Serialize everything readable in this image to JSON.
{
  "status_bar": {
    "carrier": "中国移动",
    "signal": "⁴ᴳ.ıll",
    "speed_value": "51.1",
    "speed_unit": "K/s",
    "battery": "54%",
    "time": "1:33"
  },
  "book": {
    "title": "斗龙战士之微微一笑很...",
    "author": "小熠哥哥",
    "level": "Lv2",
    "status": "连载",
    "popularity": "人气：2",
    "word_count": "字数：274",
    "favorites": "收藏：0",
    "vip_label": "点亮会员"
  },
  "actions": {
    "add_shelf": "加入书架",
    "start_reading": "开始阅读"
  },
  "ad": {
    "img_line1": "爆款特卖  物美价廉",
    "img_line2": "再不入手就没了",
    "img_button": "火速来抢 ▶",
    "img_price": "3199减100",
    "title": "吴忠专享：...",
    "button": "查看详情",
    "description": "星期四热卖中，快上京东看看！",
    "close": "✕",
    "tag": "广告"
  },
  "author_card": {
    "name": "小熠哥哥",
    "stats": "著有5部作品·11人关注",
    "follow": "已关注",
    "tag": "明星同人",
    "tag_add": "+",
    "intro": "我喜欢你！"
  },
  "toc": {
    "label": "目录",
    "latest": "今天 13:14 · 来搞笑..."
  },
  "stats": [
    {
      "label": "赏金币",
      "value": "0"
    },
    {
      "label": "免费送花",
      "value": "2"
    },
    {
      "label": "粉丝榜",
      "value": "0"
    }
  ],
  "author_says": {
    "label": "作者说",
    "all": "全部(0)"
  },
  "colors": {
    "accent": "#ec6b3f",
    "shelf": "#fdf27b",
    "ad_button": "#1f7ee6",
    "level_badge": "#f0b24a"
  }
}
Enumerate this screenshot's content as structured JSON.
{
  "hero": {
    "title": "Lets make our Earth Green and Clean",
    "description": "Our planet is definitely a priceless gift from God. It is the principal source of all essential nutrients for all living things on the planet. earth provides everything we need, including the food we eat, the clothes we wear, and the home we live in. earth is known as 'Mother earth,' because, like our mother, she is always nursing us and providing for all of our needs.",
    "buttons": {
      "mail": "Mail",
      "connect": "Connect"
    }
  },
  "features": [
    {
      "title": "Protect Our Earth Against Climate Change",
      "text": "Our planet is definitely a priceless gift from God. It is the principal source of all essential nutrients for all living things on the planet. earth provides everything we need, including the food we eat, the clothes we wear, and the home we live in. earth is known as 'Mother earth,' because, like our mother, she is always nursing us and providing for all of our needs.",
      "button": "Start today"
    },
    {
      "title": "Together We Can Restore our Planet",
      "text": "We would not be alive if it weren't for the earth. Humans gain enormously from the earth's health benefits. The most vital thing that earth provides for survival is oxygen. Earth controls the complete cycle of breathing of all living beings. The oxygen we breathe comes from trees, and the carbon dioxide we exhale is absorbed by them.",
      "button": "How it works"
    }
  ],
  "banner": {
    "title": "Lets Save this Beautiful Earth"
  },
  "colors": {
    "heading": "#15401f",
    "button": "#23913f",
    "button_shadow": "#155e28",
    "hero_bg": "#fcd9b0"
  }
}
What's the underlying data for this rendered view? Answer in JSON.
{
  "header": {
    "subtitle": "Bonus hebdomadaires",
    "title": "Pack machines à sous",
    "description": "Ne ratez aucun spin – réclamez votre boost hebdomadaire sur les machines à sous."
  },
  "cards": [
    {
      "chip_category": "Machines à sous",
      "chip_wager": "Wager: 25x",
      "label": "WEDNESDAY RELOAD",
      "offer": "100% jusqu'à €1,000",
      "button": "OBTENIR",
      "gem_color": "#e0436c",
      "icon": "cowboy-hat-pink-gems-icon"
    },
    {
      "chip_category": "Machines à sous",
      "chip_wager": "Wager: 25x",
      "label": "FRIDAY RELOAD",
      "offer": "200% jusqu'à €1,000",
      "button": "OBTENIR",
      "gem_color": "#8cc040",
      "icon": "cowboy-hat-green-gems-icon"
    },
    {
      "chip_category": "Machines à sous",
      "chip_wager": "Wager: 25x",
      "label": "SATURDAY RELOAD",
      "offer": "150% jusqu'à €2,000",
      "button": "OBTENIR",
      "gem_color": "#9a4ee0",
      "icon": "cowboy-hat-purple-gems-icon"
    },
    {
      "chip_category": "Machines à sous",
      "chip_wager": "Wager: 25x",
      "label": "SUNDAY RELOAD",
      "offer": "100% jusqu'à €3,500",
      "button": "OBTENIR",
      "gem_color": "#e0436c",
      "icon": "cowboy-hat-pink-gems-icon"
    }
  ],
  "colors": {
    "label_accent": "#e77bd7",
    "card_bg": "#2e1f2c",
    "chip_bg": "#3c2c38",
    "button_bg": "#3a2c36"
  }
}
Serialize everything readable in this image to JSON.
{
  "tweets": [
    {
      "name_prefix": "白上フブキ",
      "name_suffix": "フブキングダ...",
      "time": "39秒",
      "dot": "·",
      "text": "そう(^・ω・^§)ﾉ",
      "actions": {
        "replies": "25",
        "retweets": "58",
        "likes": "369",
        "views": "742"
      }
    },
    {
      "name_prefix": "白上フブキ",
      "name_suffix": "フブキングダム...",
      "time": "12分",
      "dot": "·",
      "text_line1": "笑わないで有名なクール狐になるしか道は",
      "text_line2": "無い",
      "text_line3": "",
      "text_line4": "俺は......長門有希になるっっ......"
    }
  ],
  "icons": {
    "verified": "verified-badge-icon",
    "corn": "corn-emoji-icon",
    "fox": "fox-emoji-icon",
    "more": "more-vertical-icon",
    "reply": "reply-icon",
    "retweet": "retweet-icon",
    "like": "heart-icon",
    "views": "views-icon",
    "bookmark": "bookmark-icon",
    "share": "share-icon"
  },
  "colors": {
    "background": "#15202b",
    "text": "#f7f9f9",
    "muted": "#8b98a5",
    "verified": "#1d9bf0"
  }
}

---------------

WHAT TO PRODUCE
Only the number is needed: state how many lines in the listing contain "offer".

ANSWER AREA
4